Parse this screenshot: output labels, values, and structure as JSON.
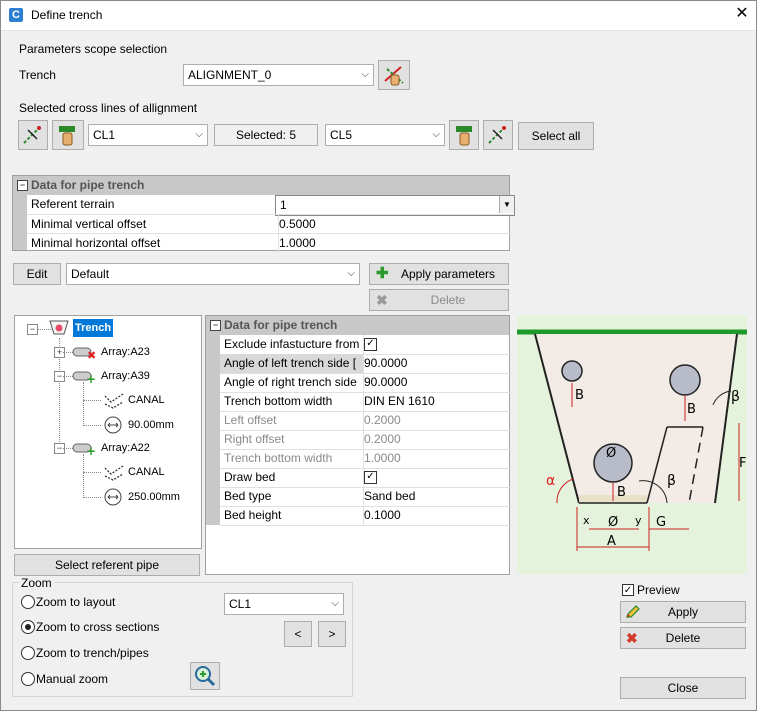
{
  "window": {
    "title": "Define trench",
    "app_icon": "C"
  },
  "scope": {
    "section_label": "Parameters scope selection",
    "trench_label": "Trench",
    "trench_value": "ALIGNMENT_0",
    "cross_lines_label": "Selected cross lines of allignment",
    "from_value": "CL1",
    "selected_text": "Selected: 5",
    "to_value": "CL5",
    "select_all": "Select all"
  },
  "top_grid": {
    "header": "Data for pipe trench",
    "rows": [
      {
        "name": "Referent terrain",
        "value": "1"
      },
      {
        "name": "Minimal vertical offset",
        "value": "0.5000"
      },
      {
        "name": "Minimal horizontal offset",
        "value": "1.0000"
      }
    ]
  },
  "preset": {
    "edit": "Edit",
    "value": "Default",
    "apply_params": "Apply parameters",
    "delete": "Delete"
  },
  "tree": {
    "root": "Trench",
    "items": [
      {
        "label": "Array:A23"
      },
      {
        "label": "Array:A39"
      },
      {
        "label": "CANAL"
      },
      {
        "label": "90.00mm"
      },
      {
        "label": "Array:A22"
      },
      {
        "label": "CANAL"
      },
      {
        "label": "250.00mm"
      }
    ],
    "select_ref_pipe": "Select referent pipe"
  },
  "pipe_grid": {
    "header": "Data for pipe trench",
    "rows": [
      {
        "name": "Exclude infastucture from",
        "value": "",
        "check": "✓",
        "disabled": false
      },
      {
        "name": "Angle of left trench side [",
        "value": "90.0000",
        "disabled": false
      },
      {
        "name": "Angle of right trench side",
        "value": "90.0000",
        "disabled": false
      },
      {
        "name": "Trench bottom width",
        "value": "DIN EN 1610",
        "disabled": false
      },
      {
        "name": "Left offset",
        "value": "0.2000",
        "disabled": true
      },
      {
        "name": "Right offset",
        "value": "0.2000",
        "disabled": true
      },
      {
        "name": "Trench bottom width",
        "value": "1.0000",
        "disabled": true
      },
      {
        "name": "Draw bed",
        "value": "",
        "check": "✓",
        "disabled": false
      },
      {
        "name": "Bed type",
        "value": "Sand bed",
        "disabled": false
      },
      {
        "name": "Bed height",
        "value": "0.1000",
        "disabled": false
      }
    ]
  },
  "diagram": {
    "labels": {
      "B": "B",
      "phi": "Ø",
      "beta": "β",
      "alpha": "α",
      "F": "F",
      "x": "x",
      "y": "y",
      "G": "G",
      "A": "A"
    }
  },
  "zoom": {
    "legend": "Zoom",
    "options": [
      "Zoom to layout",
      "Zoom to cross sections",
      "Zoom to trench/pipes",
      "Manual zoom"
    ],
    "selected_index": 1,
    "cl_value": "CL1",
    "prev": "<",
    "next": ">"
  },
  "actions": {
    "preview_label": "Preview",
    "preview_checked": "✓",
    "apply": "Apply",
    "delete": "Delete",
    "close": "Close"
  }
}
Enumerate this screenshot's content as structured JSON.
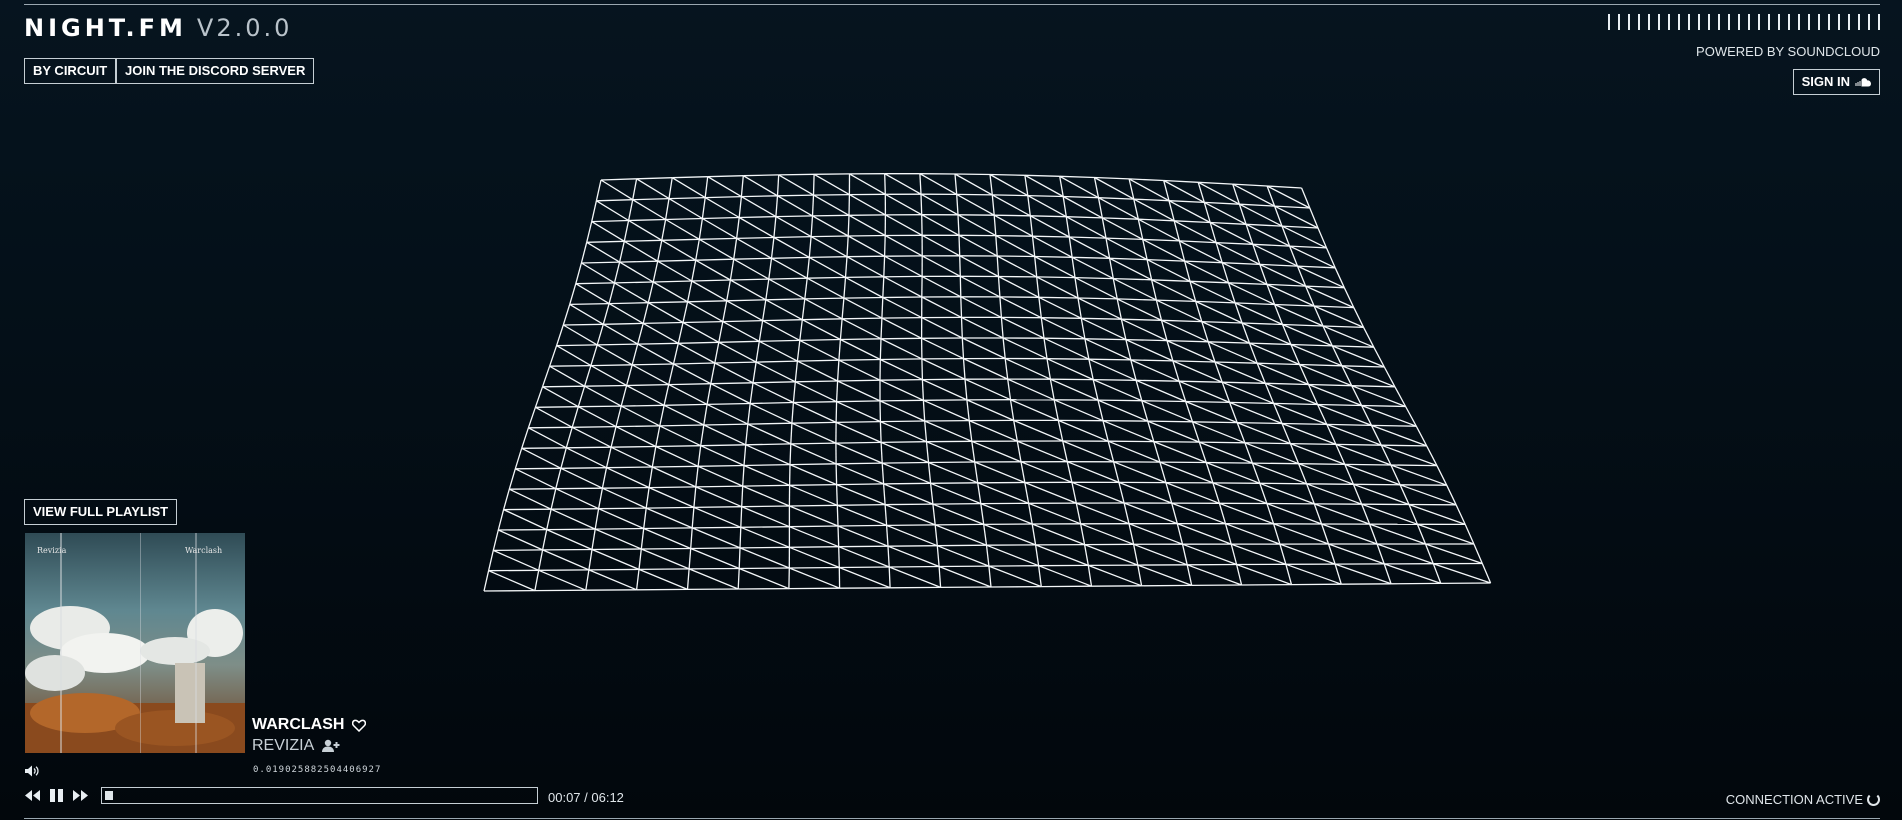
{
  "brand": {
    "name": "NIGHT.FM",
    "version": "V2.0.0"
  },
  "header": {
    "by_circuit_label": "BY CIRCUIT",
    "discord_label": "JOIN THE DISCORD SERVER",
    "powered_by": "POWERED BY SOUNDCLOUD",
    "sign_in_label": "SIGN IN"
  },
  "playlist": {
    "view_full_label": "VIEW FULL PLAYLIST"
  },
  "now_playing": {
    "title": "WARCLASH",
    "artist": "REVIZIA",
    "random_value": "0.019025882504406927",
    "album_art_text_left": "Revizia",
    "album_art_text_right": "Warclash"
  },
  "player": {
    "time": "00:07 / 06:12",
    "progress_fraction": 0.019
  },
  "status": {
    "connection": "CONNECTION ACTIVE"
  },
  "icons": {
    "heart": "heart-icon",
    "add_user": "add-user-icon",
    "volume": "volume-icon",
    "rewind": "rewind-icon",
    "pause": "pause-icon",
    "forward": "fast-forward-icon",
    "cloud": "cloud-icon",
    "spinner": "spinner-icon"
  },
  "colors": {
    "background": "#041019",
    "foreground": "#e8eef2",
    "mesh": "#f4f7f9"
  }
}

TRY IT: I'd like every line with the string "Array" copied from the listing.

SOLUTION BELOW:
        "label": "Array:A23"
        "label": "Array:A39"
        "label": "Array:A22"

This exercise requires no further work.